[Web page and app entries]
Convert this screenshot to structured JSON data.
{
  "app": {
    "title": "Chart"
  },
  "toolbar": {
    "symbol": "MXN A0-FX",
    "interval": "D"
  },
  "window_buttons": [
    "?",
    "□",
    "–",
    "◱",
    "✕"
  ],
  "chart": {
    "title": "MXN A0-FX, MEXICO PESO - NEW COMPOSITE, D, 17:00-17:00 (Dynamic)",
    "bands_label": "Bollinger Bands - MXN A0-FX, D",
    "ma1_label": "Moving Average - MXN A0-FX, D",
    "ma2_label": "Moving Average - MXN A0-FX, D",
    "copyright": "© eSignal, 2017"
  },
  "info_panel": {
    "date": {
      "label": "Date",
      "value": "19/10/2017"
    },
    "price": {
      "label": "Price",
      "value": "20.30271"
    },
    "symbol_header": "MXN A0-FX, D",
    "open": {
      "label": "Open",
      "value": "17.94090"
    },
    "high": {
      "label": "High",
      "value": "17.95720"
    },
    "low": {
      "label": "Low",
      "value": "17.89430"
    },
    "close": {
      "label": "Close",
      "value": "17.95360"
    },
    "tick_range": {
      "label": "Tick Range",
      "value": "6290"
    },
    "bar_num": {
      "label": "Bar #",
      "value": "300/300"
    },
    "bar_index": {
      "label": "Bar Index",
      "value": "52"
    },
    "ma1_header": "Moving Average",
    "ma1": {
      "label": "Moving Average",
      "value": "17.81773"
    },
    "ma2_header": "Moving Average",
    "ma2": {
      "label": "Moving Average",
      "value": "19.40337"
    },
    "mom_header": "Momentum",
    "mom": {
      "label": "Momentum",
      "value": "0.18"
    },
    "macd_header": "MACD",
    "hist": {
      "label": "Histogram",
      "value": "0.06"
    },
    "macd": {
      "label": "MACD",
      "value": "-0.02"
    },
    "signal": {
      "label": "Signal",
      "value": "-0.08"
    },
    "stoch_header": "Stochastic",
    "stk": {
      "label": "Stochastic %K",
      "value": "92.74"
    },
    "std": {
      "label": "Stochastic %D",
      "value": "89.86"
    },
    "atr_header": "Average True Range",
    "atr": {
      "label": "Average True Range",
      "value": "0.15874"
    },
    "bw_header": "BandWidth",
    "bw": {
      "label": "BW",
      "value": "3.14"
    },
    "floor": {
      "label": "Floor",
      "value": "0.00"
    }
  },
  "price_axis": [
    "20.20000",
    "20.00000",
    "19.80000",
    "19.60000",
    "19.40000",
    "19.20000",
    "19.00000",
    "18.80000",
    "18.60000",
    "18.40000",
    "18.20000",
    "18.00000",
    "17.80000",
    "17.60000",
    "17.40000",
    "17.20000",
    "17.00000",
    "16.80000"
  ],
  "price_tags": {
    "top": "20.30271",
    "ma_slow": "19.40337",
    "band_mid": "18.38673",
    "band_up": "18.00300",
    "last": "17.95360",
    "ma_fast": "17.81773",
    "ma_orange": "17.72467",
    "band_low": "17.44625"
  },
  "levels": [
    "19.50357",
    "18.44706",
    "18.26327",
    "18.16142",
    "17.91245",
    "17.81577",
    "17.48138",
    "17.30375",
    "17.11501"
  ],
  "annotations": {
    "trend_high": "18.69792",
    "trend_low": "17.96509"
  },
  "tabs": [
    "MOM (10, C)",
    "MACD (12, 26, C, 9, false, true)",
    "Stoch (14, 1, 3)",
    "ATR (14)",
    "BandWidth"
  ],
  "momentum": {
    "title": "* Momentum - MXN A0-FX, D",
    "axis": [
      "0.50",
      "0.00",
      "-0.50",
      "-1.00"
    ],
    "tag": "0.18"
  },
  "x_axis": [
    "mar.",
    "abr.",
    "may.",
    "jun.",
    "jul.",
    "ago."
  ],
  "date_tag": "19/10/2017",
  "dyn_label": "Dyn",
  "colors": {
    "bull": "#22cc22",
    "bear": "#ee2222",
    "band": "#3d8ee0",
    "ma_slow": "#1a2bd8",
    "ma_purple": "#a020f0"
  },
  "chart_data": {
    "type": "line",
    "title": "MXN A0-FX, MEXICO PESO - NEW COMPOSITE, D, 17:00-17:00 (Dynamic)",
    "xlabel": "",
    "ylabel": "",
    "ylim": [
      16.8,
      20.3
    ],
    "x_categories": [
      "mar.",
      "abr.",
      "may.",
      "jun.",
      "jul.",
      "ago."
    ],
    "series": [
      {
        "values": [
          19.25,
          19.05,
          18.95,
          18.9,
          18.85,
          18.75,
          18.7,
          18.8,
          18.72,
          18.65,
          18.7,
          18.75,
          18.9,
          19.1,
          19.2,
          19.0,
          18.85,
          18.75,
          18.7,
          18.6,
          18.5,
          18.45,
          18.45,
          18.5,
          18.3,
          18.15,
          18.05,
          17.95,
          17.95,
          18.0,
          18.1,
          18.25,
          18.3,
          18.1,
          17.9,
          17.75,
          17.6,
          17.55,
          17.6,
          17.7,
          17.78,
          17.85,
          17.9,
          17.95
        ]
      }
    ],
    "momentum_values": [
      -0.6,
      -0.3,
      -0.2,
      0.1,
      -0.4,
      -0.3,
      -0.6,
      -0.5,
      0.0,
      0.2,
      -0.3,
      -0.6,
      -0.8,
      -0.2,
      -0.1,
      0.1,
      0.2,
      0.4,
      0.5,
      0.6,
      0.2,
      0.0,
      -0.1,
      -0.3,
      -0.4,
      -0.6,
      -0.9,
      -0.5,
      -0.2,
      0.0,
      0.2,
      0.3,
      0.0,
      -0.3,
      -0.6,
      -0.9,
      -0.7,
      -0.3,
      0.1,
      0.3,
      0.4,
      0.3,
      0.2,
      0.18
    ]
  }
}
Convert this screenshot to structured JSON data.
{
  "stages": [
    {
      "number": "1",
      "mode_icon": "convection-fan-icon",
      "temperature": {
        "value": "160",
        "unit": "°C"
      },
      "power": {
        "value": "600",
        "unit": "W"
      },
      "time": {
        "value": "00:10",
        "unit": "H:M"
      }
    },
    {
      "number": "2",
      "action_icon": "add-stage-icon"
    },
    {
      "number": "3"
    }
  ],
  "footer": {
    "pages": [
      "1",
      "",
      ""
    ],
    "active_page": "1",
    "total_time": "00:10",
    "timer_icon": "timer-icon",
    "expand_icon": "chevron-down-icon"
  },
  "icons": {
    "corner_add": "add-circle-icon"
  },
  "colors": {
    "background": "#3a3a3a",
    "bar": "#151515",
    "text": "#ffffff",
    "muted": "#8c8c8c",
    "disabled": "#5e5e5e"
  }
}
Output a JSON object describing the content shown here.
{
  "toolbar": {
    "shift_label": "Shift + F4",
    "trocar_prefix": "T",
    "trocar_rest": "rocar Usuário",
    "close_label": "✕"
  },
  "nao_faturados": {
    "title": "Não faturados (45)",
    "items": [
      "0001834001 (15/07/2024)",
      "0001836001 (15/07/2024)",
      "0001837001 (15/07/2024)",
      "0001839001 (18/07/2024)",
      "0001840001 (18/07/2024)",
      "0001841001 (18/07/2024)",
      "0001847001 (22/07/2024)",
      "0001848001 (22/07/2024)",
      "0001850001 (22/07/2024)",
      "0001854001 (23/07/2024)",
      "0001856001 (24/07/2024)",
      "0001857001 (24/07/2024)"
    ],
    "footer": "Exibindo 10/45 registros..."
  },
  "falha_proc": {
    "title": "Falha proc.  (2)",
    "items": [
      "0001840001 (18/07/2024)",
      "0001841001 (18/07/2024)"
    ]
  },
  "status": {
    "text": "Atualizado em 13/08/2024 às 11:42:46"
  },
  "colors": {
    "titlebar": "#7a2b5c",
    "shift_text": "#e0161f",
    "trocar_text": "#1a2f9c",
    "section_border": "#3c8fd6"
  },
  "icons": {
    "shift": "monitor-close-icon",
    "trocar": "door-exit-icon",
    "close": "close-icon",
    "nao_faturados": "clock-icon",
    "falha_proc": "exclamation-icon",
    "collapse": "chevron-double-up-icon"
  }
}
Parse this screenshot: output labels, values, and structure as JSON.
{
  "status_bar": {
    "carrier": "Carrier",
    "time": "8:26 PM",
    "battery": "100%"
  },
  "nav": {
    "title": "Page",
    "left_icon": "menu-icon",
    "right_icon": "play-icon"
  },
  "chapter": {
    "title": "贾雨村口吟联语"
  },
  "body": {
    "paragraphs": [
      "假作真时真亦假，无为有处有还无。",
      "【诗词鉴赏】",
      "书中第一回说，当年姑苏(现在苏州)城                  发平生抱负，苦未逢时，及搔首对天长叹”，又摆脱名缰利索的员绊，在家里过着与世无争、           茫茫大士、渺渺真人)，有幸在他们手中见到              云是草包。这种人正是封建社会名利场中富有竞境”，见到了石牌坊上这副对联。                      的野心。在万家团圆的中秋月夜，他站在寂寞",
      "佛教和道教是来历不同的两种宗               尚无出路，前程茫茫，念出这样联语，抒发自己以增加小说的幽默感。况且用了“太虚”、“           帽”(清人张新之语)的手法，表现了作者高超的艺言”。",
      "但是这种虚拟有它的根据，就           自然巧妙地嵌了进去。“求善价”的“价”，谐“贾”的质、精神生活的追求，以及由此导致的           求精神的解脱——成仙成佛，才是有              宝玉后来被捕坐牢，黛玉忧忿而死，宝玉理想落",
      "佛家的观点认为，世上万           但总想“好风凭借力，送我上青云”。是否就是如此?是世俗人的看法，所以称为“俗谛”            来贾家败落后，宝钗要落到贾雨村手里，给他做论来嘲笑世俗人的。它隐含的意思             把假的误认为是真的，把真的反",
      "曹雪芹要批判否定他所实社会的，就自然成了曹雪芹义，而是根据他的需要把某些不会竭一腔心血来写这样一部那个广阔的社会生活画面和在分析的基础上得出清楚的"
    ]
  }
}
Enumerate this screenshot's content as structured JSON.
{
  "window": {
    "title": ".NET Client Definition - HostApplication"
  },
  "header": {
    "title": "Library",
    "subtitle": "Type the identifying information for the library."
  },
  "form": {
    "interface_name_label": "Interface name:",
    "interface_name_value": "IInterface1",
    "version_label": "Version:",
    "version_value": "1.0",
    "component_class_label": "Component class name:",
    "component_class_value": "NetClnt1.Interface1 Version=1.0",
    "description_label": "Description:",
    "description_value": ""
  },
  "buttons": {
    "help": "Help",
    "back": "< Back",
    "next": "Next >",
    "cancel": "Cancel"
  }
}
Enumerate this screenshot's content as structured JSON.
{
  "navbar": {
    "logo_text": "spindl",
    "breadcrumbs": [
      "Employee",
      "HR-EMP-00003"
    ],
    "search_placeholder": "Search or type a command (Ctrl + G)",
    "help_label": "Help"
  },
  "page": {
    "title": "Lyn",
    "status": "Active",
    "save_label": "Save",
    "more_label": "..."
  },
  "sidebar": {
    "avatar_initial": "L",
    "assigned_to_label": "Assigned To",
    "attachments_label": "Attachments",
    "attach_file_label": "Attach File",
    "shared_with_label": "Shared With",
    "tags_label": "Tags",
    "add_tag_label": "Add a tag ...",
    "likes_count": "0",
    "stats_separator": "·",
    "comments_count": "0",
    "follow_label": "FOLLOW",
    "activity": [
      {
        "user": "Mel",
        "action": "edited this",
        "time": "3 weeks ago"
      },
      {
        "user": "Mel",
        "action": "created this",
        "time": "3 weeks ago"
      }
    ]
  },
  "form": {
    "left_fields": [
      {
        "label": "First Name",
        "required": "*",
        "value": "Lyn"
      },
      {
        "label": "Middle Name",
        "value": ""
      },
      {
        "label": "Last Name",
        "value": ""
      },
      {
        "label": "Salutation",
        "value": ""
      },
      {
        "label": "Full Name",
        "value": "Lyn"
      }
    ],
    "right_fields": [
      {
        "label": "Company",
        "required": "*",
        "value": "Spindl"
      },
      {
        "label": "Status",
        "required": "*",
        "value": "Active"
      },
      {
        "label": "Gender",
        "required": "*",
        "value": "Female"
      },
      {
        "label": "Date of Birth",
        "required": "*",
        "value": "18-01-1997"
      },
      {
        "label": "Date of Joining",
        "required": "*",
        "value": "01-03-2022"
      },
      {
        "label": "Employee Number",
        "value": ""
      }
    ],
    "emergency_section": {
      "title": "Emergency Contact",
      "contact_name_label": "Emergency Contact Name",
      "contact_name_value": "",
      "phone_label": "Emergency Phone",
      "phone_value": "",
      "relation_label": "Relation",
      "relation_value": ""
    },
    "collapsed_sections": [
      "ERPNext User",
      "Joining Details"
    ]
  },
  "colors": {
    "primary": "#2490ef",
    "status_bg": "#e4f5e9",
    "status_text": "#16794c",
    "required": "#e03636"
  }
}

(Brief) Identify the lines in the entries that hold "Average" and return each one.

(Solution for this problem)
    "ma1_label": "Moving Average - MXN A0-FX, D",
    "ma2_label": "Moving Average - MXN A0-FX, D",
    "ma1_header": "Moving Average",
      "label": "Moving Average",
    "ma2_header": "Moving Average",
      "label": "Moving Average",
    "atr_header": "Average True Range",
      "label": "Average True Range",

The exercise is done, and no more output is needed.